Aah! I'm sorry, it happened again. Alright, Northern Exposure is a world that allows for the kind old guy to get the young hot woman, and for that, "ditzy" young woman to show substantial insight and intelligence commiserate with a real person trying to live their life, and grow. It is a world where the "lead character" does not get the girl, and ends up fading away into obscurity. It is a world where extremely different cultures have dedicated events to learn each others etiquette, just because it is the right thing to do out of respect for their friends and neighbors. It is a word that has an astronaut as the richest person in town. It is a world that has people appreciate the sunshine when it is there, and likewise, appreciate the time of darkness that comes every winter. It is a world where there is a "Full Sail" Brewing company neon sign on the wall. It is a world where the biggest traffic jams arise when the Caribou make their way through town.
It is a world where the doctor actually lays his hands on his patient during a physical exam.
Wednesday, September 19, 2012
As is the usual course of action concerning this blog, I am about to provide the wholly satisfactory and comprehensively thorough answers to the burning, insurmountable, unavailing questions that the world is consumed with.
In Star Trek, Generations, Captain Picard is in the Nexus, and Guinan explains to him that he can go back to any point in time, as the Nexus is "timeless." Why does he chooses to enlist the help of the long dead Captain James T. Kirk (who for un-addressed reasons is also in the Nexus) to go back to the moments before Dr. Tolian Soran fired the missile into the Nexus thingy? Are we really supposed to believe that Kirk is the only other person to have made it into the Nexus? If he really could have gone back to any moment in time, Picard could have gone back to when Soran was on the Enterprise and had him locked up. This would have not only have saved the Enterprise from destruction in the battle with the Klingons, but countless lives in the dis-articulated saucer section's crash into the planet.
Okay, I don't have all the answers. But, it is worth noting that at the end of the film, the crew is beamed up to the Farragut, a handsome Star Fleet ship, and named after David Faragut, who was the founder of Mare Island Naval Shipyard.
Tuesday, September 4, 2012
The gauntlet has been thrown.
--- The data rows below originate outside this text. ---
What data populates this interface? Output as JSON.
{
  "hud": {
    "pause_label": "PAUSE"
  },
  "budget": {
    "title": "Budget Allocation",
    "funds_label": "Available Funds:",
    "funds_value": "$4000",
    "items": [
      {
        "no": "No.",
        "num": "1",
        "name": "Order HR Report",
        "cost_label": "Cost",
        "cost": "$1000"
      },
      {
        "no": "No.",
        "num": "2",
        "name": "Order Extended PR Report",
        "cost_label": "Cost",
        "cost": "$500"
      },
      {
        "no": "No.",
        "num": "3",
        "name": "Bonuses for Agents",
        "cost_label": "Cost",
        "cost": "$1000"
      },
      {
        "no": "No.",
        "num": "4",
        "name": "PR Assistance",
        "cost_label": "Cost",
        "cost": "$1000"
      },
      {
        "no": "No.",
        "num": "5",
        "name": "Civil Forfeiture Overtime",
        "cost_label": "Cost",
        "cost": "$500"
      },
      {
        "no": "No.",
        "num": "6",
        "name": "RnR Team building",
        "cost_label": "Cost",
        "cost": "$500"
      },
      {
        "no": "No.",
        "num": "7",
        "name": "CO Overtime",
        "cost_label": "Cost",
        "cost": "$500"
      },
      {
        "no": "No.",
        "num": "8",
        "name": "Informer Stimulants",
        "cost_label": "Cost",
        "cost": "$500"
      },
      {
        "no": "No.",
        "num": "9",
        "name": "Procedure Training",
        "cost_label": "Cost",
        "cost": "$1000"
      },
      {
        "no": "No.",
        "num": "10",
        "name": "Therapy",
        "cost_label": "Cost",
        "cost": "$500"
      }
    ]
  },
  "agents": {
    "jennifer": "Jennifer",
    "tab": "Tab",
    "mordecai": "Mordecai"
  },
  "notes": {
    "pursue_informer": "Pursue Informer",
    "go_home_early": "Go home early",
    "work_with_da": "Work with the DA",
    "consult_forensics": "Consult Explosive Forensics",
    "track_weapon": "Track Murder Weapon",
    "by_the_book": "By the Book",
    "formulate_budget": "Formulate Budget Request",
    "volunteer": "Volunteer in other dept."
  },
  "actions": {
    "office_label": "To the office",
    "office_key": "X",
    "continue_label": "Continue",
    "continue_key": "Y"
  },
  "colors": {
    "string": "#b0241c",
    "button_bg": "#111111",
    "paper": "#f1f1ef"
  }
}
Today, while discussing various things, my med school advisor says that he will buy me a beer, of my choice, if I can maintain a 96% or higher in a certain course that has been known to cause me trouble.
I can't wait for that cold one, on a cold December night.